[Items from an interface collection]
☆ ☆ ☆ ☆ ☆ ☆ ☆

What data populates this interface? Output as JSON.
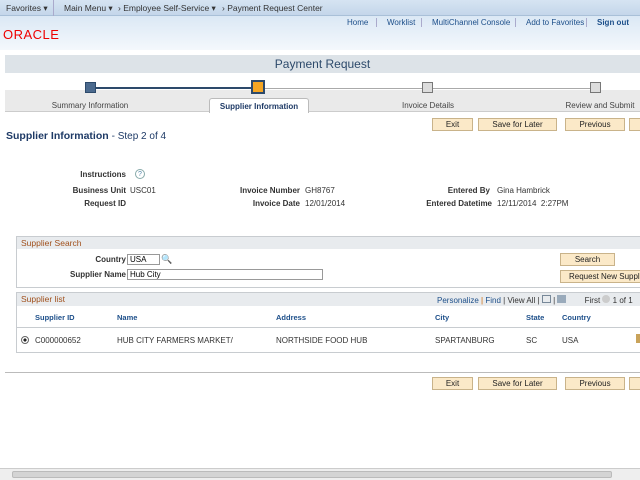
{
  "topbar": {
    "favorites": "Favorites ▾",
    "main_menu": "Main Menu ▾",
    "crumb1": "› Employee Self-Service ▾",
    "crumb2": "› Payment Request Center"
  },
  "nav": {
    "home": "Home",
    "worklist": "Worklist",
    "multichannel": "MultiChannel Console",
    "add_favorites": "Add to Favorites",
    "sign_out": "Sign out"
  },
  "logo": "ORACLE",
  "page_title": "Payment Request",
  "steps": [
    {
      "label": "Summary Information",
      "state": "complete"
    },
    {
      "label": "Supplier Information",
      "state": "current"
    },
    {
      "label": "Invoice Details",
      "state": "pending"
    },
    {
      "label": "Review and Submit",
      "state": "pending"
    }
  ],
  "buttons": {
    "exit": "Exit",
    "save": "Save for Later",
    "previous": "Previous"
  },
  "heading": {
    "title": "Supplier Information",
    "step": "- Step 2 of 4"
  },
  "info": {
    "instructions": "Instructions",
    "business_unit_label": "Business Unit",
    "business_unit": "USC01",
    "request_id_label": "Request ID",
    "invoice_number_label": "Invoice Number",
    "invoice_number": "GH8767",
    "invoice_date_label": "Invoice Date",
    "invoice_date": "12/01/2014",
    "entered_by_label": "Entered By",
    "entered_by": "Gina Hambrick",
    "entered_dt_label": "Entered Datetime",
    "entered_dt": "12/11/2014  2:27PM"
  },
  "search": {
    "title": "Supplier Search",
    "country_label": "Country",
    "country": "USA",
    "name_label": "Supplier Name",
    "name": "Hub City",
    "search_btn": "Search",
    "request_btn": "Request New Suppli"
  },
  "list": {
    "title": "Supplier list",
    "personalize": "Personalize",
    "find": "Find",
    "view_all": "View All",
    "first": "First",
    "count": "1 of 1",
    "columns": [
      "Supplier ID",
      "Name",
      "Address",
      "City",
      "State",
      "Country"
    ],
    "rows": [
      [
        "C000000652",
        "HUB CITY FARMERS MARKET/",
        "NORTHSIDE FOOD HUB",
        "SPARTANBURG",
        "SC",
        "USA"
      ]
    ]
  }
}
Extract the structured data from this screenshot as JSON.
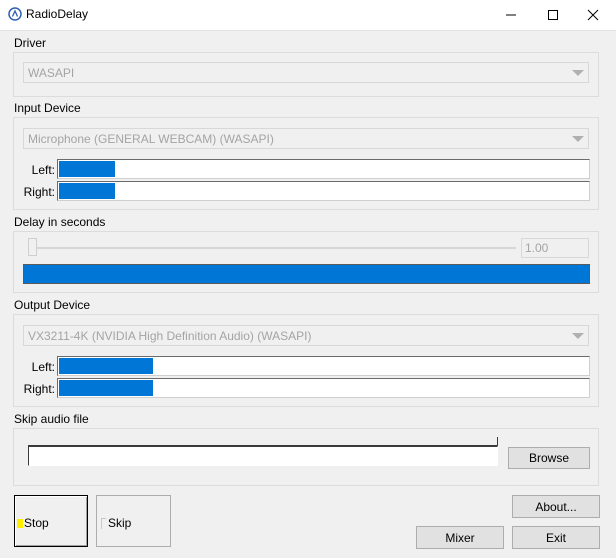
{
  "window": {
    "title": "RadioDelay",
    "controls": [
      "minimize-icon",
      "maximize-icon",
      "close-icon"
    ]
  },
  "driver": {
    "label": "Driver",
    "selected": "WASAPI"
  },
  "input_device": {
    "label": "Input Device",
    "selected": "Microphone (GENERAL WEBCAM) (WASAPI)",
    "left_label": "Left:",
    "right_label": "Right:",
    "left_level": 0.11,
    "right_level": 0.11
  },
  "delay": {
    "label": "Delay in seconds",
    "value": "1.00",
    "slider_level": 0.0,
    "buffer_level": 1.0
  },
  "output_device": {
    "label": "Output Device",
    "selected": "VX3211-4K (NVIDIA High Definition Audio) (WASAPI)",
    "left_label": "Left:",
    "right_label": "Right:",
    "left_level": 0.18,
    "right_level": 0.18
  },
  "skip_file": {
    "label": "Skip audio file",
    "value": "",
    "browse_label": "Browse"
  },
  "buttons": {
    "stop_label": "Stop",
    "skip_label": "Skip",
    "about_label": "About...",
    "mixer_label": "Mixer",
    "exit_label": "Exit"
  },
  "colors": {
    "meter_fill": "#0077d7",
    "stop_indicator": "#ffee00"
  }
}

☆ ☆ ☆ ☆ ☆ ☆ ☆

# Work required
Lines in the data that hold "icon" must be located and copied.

# Exercise solution
      "minimize-icon",
      "maximize-icon",
      "close-icon"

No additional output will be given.